*** Data section ***
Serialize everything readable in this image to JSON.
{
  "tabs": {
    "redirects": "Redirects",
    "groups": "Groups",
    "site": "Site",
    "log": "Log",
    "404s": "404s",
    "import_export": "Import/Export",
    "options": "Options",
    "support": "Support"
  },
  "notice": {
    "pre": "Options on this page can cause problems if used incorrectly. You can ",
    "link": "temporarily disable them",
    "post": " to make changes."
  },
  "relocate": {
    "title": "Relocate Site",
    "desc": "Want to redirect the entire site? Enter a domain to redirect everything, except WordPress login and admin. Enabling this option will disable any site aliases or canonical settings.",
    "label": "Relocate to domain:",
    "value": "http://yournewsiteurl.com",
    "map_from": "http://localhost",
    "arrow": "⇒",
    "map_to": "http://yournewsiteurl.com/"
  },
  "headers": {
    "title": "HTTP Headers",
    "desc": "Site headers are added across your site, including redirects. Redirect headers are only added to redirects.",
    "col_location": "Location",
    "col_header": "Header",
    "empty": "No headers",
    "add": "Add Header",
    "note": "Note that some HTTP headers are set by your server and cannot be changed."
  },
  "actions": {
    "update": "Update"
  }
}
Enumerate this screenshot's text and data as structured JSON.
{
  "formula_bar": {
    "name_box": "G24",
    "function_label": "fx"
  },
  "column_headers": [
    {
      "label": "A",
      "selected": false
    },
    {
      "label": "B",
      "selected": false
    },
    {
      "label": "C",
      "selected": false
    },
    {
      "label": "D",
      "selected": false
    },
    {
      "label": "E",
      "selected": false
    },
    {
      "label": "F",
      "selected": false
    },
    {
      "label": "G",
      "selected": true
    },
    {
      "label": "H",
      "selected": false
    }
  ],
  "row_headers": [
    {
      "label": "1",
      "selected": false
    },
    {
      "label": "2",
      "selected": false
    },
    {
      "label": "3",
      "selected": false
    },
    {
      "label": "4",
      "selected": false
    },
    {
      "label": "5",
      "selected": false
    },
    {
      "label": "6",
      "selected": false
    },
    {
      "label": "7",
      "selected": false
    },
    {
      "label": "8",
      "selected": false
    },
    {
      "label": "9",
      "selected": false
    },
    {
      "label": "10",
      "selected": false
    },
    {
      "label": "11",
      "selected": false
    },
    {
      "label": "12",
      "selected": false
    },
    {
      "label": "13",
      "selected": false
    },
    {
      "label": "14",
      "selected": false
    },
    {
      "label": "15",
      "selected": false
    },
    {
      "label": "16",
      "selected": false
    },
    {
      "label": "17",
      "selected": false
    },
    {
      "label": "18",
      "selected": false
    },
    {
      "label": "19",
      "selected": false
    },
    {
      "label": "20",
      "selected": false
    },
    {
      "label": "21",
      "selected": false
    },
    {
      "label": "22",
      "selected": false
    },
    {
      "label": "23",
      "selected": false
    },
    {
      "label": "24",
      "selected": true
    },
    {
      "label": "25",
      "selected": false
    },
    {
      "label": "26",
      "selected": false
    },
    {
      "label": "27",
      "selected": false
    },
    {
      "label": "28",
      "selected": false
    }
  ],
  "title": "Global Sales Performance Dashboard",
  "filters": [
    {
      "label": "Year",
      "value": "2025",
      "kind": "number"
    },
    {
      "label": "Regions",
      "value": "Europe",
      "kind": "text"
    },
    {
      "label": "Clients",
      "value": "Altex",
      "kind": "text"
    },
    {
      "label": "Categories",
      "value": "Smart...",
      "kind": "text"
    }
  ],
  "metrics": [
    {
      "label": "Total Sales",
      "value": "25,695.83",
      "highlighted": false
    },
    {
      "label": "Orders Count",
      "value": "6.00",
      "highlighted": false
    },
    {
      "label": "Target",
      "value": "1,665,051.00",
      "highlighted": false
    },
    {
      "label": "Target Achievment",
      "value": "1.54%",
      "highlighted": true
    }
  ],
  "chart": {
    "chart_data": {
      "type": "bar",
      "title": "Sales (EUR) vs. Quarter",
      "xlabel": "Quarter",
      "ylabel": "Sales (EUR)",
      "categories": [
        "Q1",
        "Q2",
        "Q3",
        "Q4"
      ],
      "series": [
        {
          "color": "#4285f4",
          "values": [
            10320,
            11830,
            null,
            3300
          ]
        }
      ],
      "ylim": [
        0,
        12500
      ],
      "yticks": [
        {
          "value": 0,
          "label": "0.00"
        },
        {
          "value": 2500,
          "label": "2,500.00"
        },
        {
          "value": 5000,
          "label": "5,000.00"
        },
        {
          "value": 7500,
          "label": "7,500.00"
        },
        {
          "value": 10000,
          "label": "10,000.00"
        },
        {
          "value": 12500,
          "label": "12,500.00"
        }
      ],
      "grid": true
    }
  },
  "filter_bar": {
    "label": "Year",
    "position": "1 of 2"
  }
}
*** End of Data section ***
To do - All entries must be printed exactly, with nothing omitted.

Answer -
Serialize everything readable in this image to JSON.
{
  "tabs": {
    "redirects": "Redirects",
    "groups": "Groups",
    "site": "Site",
    "log": "Log",
    "404s": "404s",
    "import_export": "Import/Export",
    "options": "Options",
    "support": "Support"
  },
  "notice": {
    "pre": "Options on this page can cause problems if used incorrectly. You can ",
    "link": "temporarily disable them",
    "post": " to make changes."
  },
  "relocate": {
    "title": "Relocate Site",
    "desc": "Want to redirect the entire site? Enter a domain to redirect everything, except WordPress login and admin. Enabling this option will disable any site aliases or canonical settings.",
    "label": "Relocate to domain:",
    "value": "http://yournewsiteurl.com",
    "map_from": "http://localhost",
    "arrow": "⇒",
    "map_to": "http://yournewsiteurl.com/"
  },
  "headers": {
    "title": "HTTP Headers",
    "desc": "Site headers are added across your site, including redirects. Redirect headers are only added to redirects.",
    "col_location": "Location",
    "col_header": "Header",
    "empty": "No headers",
    "add": "Add Header",
    "note": "Note that some HTTP headers are set by your server and cannot be changed."
  },
  "actions": {
    "update": "Update"
  }
}
Enumerate this screenshot's text and data as structured JSON.
{
  "formula_bar": {
    "name_box": "G24",
    "function_label": "fx"
  },
  "column_headers": [
    {
      "label": "A",
      "selected": false
    },
    {
      "label": "B",
      "selected": false
    },
    {
      "label": "C",
      "selected": false
    },
    {
      "label": "D",
      "selected": false
    },
    {
      "label": "E",
      "selected": false
    },
    {
      "label": "F",
      "selected": false
    },
    {
      "label": "G",
      "selected": true
    },
    {
      "label": "H",
      "selected": false
    }
  ],
  "row_headers": [
    {
      "label": "1",
      "selected": false
    },
    {
      "label": "2",
      "selected": false
    },
    {
      "label": "3",
      "selected": false
    },
    {
      "label": "4",
      "selected": false
    },
    {
      "label": "5",
      "selected": false
    },
    {
      "label": "6",
      "selected": false
    },
    {
      "label": "7",
      "selected": false
    },
    {
      "label": "8",
      "selected": false
    },
    {
      "label": "9",
      "selected": false
    },
    {
      "label": "10",
      "selected": false
    },
    {
      "label": "11",
      "selected": false
    },
    {
      "label": "12",
      "selected": false
    },
    {
      "label": "13",
      "selected": false
    },
    {
      "label": "14",
      "selected": false
    },
    {
      "label": "15",
      "selected": false
    },
    {
      "label": "16",
      "selected": false
    },
    {
      "label": "17",
      "selected": false
    },
    {
      "label": "18",
      "selected": false
    },
    {
      "label": "19",
      "selected": false
    },
    {
      "label": "20",
      "selected": false
    },
    {
      "label": "21",
      "selected": false
    },
    {
      "label": "22",
      "selected": false
    },
    {
      "label": "23",
      "selected": false
    },
    {
      "label": "24",
      "selected": true
    },
    {
      "label": "25",
      "selected": false
    },
    {
      "label": "26",
      "selected": false
    },
    {
      "label": "27",
      "selected": false
    },
    {
      "label": "28",
      "selected": false
    }
  ],
  "title": "Global Sales Performance Dashboard",
  "filters": [
    {
      "label": "Year",
      "value": "2025",
      "kind": "number"
    },
    {
      "label": "Regions",
      "value": "Europe",
      "kind": "text"
    },
    {
      "label": "Clients",
      "value": "Altex",
      "kind": "text"
    },
    {
      "label": "Categories",
      "value": "Smart...",
      "kind": "text"
    }
  ],
  "metrics": [
    {
      "label": "Total Sales",
      "value": "25,695.83",
      "highlighted": false
    },
    {
      "label": "Orders Count",
      "value": "6.00",
      "highlighted": false
    },
    {
      "label": "Target",
      "value": "1,665,051.00",
      "highlighted": false
    },
    {
      "label": "Target Achievment",
      "value": "1.54%",
      "highlighted": true
    }
  ],
  "chart": {
    "chart_data": {
      "type": "bar",
      "title": "Sales (EUR) vs. Quarter",
      "xlabel": "Quarter",
      "ylabel": "Sales (EUR)",
      "categories": [
        "Q1",
        "Q2",
        "Q3",
        "Q4"
      ],
      "series": [
        {
          "color": "#4285f4",
          "values": [
            10320,
            11830,
            null,
            3300
          ]
        }
      ],
      "ylim": [
        0,
        12500
      ],
      "yticks": [
        {
          "value": 0,
          "label": "0.00"
        },
        {
          "value": 2500,
          "label": "2,500.00"
        },
        {
          "value": 5000,
          "label": "5,000.00"
        },
        {
          "value": 7500,
          "label": "7,500.00"
        },
        {
          "value": 10000,
          "label": "10,000.00"
        },
        {
          "value": 12500,
          "label": "12,500.00"
        }
      ],
      "grid": true
    }
  },
  "filter_bar": {
    "label": "Year",
    "position": "1 of 2"
  }
}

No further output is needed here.